#### Goal of the exercise
Line by line, copy out the entries exactly and leave the pictures behind.

#### Records shown
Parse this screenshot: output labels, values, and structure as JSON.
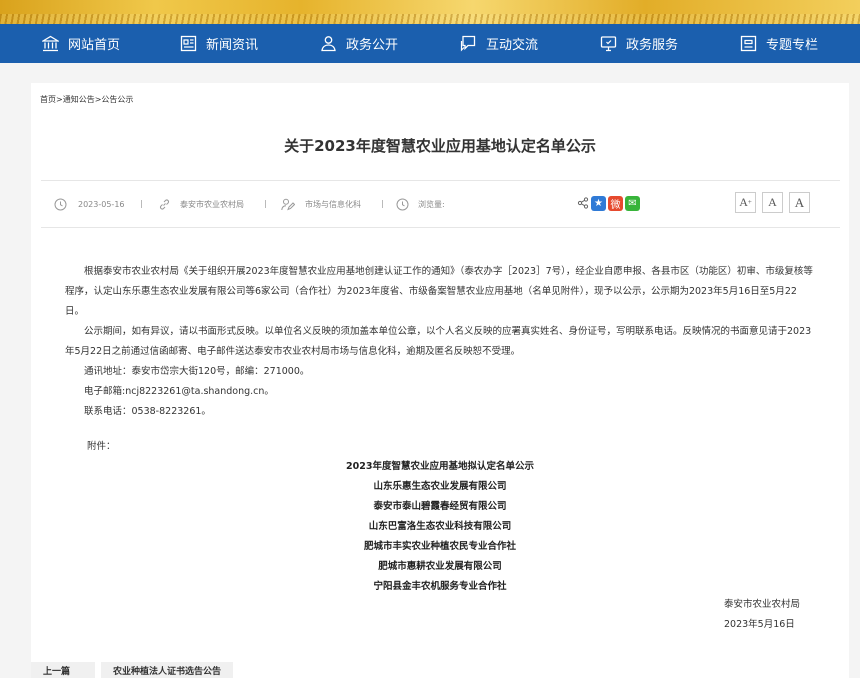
{
  "nav": {
    "items": [
      {
        "label": "网站首页",
        "icon": "bank-icon"
      },
      {
        "label": "新闻资讯",
        "icon": "news-icon"
      },
      {
        "label": "政务公开",
        "icon": "person-icon"
      },
      {
        "label": "互动交流",
        "icon": "chat-icon"
      },
      {
        "label": "政务服务",
        "icon": "monitor-icon"
      },
      {
        "label": "专题专栏",
        "icon": "board-icon"
      }
    ]
  },
  "breadcrumb": [
    "首页",
    "通知公告",
    "公告公示"
  ],
  "breadcrumb_sep": ">",
  "article": {
    "title": "关于2023年度智慧农业应用基地认定名单公示",
    "date": "2023-05-16",
    "publisher": "泰安市农业农村局",
    "department": "市场与信息化科",
    "views_label": "浏览量:",
    "font_sizes": [
      "A+",
      "A",
      "A"
    ],
    "paragraphs": [
      "根据泰安市农业农村局《关于组织开展2023年度智慧农业应用基地创建认证工作的通知》（泰农办字［2023］7号），经企业自愿申报、各县市区（功能区）初审、市级复核等程序，认定山东乐惠生态农业发展有限公司等6家公司（合作社）为2023年度省、市级备案智慧农业应用基地（名单见附件），现予以公示，公示期为2023年5月16日至5月22日。",
      "公示期间，如有异议，请以书面形式反映。以单位名义反映的须加盖本单位公章，以个人名义反映的应署真实姓名、身份证号，写明联系电话。反映情况的书面意见请于2023年5月22日之前通过信函邮寄、电子邮件送达泰安市农业农村局市场与信息化科，逾期及匿名反映恕不受理。"
    ],
    "contact_lines": [
      "通讯地址：泰安市岱宗大街120号，邮编：271000。",
      "电子邮箱:ncj8223261@ta.shandong.cn。",
      "联系电话：0538-8223261。"
    ],
    "attachment_label": "附件：",
    "list_title": "2023年度智慧农业应用基地拟认定名单公示",
    "list": [
      "山东乐惠生态农业发展有限公司",
      "泰安市泰山碧霞春经贸有限公司",
      "山东巴富洛生态农业科技有限公司",
      "肥城市丰实农业种植农民专业合作社",
      "肥城市惠耕农业发展有限公司",
      "宁阳县金丰农机服务专业合作社"
    ],
    "signature": "泰安市农业农村局",
    "sign_date": "2023年5月16日"
  },
  "bottom_tabs": [
    "上一篇",
    "农业种植法人证书选告公告"
  ],
  "colors": {
    "nav_bg": "#1b5fae",
    "page_bg": "#f4f4f4"
  }
}
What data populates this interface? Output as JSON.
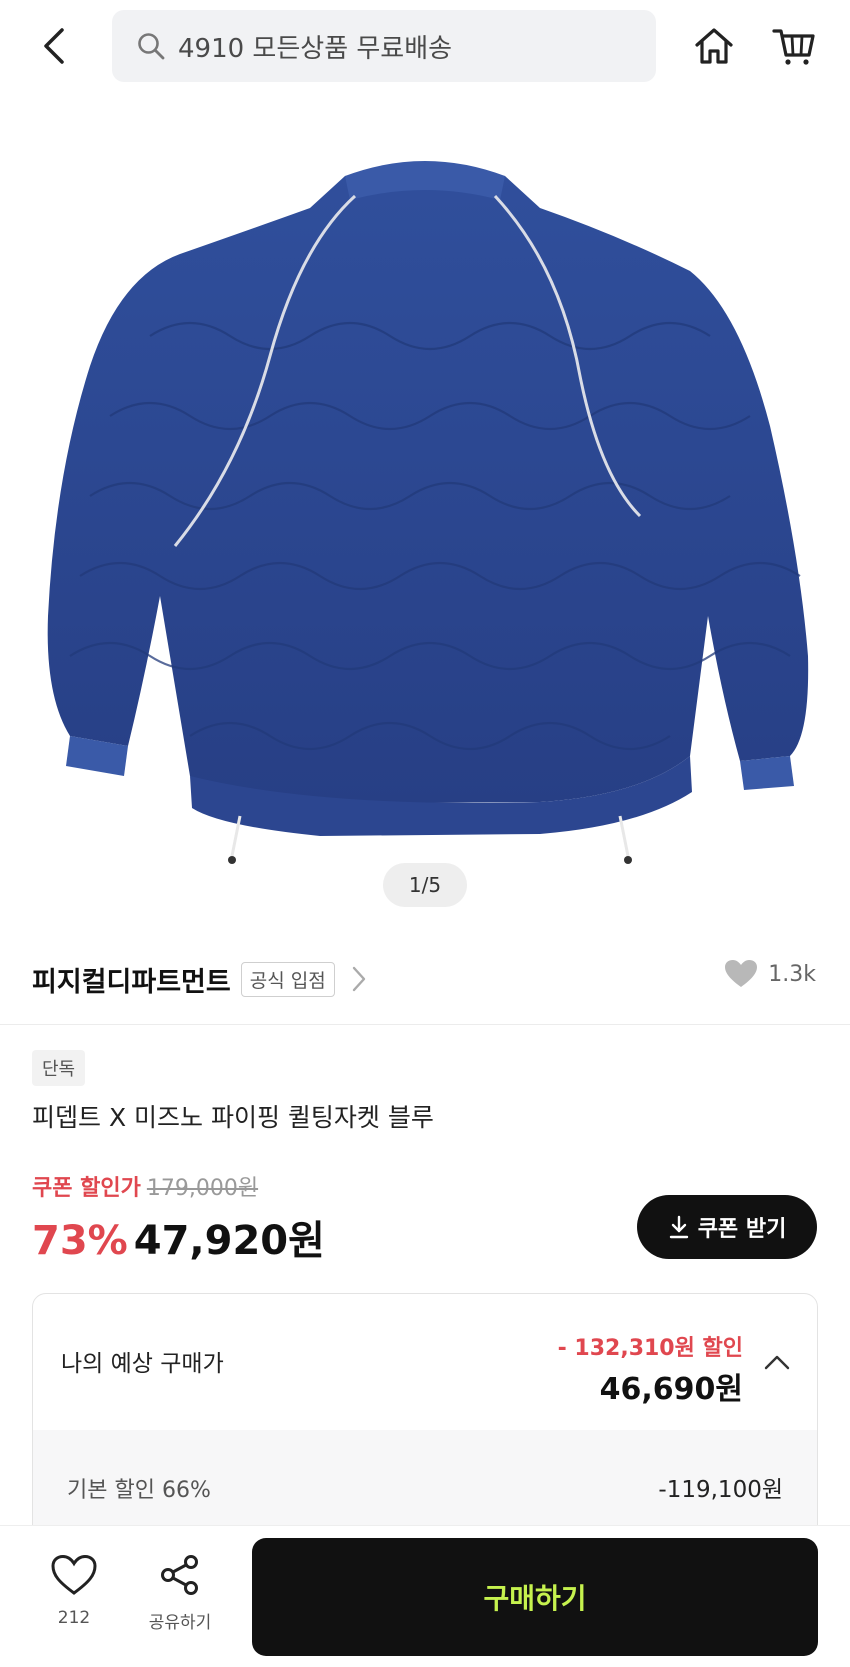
{
  "header": {
    "search_text": "4910 모든상품 무료배송"
  },
  "image": {
    "counter": "1/5",
    "subject": "Blue quilted jacket (back view)",
    "colors": {
      "jacket": "#2b4a96",
      "piping": "#d9dce6"
    }
  },
  "brand": {
    "name": "피지컬디파트먼트",
    "badge": "공식 입점",
    "like_count": "1.3k"
  },
  "product": {
    "tag": "단독",
    "title": "피뎁트 X 미즈노 파이핑 퀼팅자켓 블루"
  },
  "price": {
    "coupon_label": "쿠폰 할인가",
    "original": "179,000원",
    "discount_rate": "73%",
    "final": "47,920원",
    "coupon_button": "쿠폰 받기"
  },
  "estimate": {
    "label": "나의 예상 구매가",
    "discount": "- 132,310원 할인",
    "price": "46,690원",
    "base_label": "기본 할인 66%",
    "base_value": "-119,100원"
  },
  "bottom": {
    "like_count": "212",
    "share_label": "공유하기",
    "buy_label": "구매하기"
  },
  "colors": {
    "accent_red": "#e0474f",
    "buy_text": "#c6f24e",
    "dark": "#111111"
  }
}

#### Response to this task
Parse this screenshot: output labels, values, and structure as JSON.
{
  "nav": {
    "items": [
      {
        "label": "网站首页",
        "icon": "bank-icon"
      },
      {
        "label": "新闻资讯",
        "icon": "news-icon"
      },
      {
        "label": "政务公开",
        "icon": "person-icon"
      },
      {
        "label": "互动交流",
        "icon": "chat-icon"
      },
      {
        "label": "政务服务",
        "icon": "monitor-icon"
      },
      {
        "label": "专题专栏",
        "icon": "board-icon"
      }
    ]
  },
  "breadcrumb": [
    "首页",
    "通知公告",
    "公告公示"
  ],
  "breadcrumb_sep": ">",
  "article": {
    "title": "关于2023年度智慧农业应用基地认定名单公示",
    "date": "2023-05-16",
    "publisher": "泰安市农业农村局",
    "department": "市场与信息化科",
    "views_label": "浏览量:",
    "font_sizes": [
      "A+",
      "A",
      "A"
    ],
    "paragraphs": [
      "根据泰安市农业农村局《关于组织开展2023年度智慧农业应用基地创建认证工作的通知》（泰农办字［2023］7号），经企业自愿申报、各县市区（功能区）初审、市级复核等程序，认定山东乐惠生态农业发展有限公司等6家公司（合作社）为2023年度省、市级备案智慧农业应用基地（名单见附件），现予以公示，公示期为2023年5月16日至5月22日。",
      "公示期间，如有异议，请以书面形式反映。以单位名义反映的须加盖本单位公章，以个人名义反映的应署真实姓名、身份证号，写明联系电话。反映情况的书面意见请于2023年5月22日之前通过信函邮寄、电子邮件送达泰安市农业农村局市场与信息化科，逾期及匿名反映恕不受理。"
    ],
    "contact_lines": [
      "通讯地址：泰安市岱宗大街120号，邮编：271000。",
      "电子邮箱:ncj8223261@ta.shandong.cn。",
      "联系电话：0538-8223261。"
    ],
    "attachment_label": "附件：",
    "list_title": "2023年度智慧农业应用基地拟认定名单公示",
    "list": [
      "山东乐惠生态农业发展有限公司",
      "泰安市泰山碧霞春经贸有限公司",
      "山东巴富洛生态农业科技有限公司",
      "肥城市丰实农业种植农民专业合作社",
      "肥城市惠耕农业发展有限公司",
      "宁阳县金丰农机服务专业合作社"
    ],
    "signature": "泰安市农业农村局",
    "sign_date": "2023年5月16日"
  },
  "bottom_tabs": [
    "上一篇",
    "农业种植法人证书选告公告"
  ],
  "colors": {
    "nav_bg": "#1b5fae",
    "page_bg": "#f4f4f4"
  }
}
What data populates this interface? Output as JSON.
{
  "header": {
    "search_text": "4910 모든상품 무료배송"
  },
  "image": {
    "counter": "1/5",
    "subject": "Blue quilted jacket (back view)",
    "colors": {
      "jacket": "#2b4a96",
      "piping": "#d9dce6"
    }
  },
  "brand": {
    "name": "피지컬디파트먼트",
    "badge": "공식 입점",
    "like_count": "1.3k"
  },
  "product": {
    "tag": "단독",
    "title": "피뎁트 X 미즈노 파이핑 퀼팅자켓 블루"
  },
  "price": {
    "coupon_label": "쿠폰 할인가",
    "original": "179,000원",
    "discount_rate": "73%",
    "final": "47,920원",
    "coupon_button": "쿠폰 받기"
  },
  "estimate": {
    "label": "나의 예상 구매가",
    "discount": "- 132,310원 할인",
    "price": "46,690원",
    "base_label": "기본 할인 66%",
    "base_value": "-119,100원"
  },
  "bottom": {
    "like_count": "212",
    "share_label": "공유하기",
    "buy_label": "구매하기"
  },
  "colors": {
    "accent_red": "#e0474f",
    "buy_text": "#c6f24e",
    "dark": "#111111"
  }
}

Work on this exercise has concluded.